[Your goal]
Lines in the entries below where the word "enabled" shows up should each be copied.
[Opening Input data section]
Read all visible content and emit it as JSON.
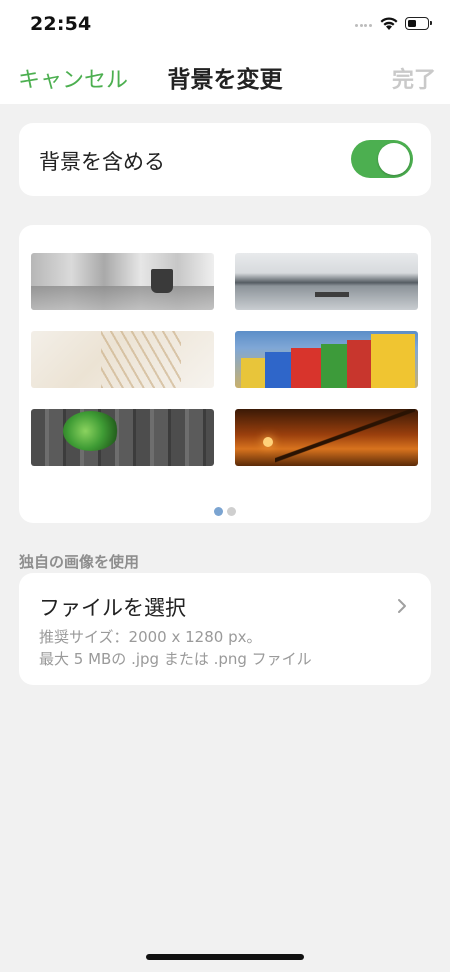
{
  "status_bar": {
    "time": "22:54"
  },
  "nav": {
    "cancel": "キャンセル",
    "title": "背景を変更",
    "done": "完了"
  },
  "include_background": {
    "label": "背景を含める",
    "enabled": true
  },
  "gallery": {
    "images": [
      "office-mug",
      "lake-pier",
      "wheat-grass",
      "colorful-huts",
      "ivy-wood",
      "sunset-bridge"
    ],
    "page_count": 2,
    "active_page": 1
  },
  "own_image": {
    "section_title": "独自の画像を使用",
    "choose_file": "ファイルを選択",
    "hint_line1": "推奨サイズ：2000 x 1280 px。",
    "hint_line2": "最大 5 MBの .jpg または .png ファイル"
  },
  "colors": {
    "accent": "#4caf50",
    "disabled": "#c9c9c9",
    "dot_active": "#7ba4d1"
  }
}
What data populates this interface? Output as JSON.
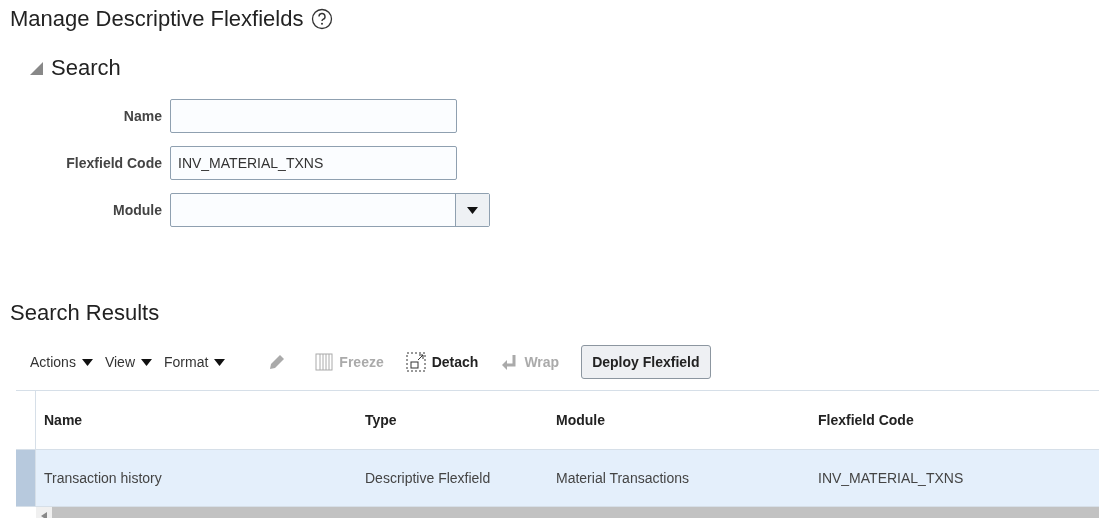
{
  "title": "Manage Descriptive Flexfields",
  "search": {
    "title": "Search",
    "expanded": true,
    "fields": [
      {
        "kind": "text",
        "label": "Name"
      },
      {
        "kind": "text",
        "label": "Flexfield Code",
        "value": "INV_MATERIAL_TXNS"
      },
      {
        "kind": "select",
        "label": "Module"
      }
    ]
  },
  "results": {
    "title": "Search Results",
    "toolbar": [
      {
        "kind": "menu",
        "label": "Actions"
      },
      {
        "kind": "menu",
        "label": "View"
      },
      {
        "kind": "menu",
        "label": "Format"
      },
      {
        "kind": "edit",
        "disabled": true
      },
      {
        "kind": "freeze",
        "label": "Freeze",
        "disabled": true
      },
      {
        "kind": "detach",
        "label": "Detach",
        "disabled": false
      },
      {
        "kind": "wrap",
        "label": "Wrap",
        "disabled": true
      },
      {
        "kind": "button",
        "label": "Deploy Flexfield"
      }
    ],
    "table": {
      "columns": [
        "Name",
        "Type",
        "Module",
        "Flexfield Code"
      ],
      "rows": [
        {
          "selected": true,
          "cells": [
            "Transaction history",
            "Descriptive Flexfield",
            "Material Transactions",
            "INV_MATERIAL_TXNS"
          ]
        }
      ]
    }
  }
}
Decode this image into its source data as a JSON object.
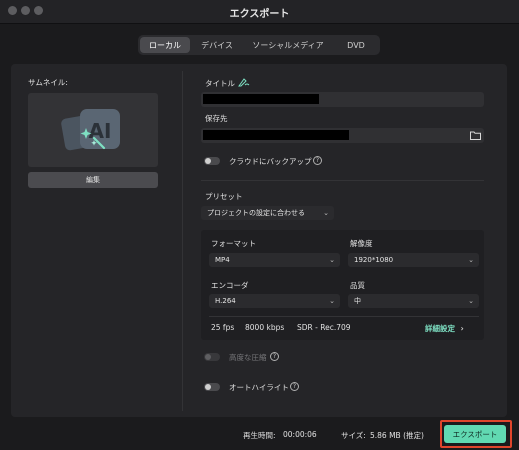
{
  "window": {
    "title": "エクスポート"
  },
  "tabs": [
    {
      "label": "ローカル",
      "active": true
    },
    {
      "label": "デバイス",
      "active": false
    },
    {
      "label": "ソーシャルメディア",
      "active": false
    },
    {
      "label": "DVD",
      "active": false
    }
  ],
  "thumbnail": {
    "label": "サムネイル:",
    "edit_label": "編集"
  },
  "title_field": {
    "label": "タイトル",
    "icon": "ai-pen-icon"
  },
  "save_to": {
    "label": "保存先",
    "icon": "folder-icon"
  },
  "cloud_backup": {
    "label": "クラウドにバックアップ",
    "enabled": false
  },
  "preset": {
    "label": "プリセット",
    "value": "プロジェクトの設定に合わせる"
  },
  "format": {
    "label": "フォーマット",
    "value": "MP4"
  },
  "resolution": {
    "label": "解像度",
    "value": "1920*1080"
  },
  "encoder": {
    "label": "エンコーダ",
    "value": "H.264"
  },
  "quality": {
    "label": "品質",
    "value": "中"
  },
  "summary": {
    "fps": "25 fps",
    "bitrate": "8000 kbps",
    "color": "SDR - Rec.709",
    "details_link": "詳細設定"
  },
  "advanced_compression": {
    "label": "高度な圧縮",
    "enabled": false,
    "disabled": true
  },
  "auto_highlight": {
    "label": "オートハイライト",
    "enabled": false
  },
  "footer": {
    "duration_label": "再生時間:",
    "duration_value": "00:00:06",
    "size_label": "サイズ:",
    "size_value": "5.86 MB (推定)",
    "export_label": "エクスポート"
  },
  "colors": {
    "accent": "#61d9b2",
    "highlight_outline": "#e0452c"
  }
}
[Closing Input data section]
[Task solution]
    "enabled": true
    "enabled": false
    "enabled": false,
    "enabled": false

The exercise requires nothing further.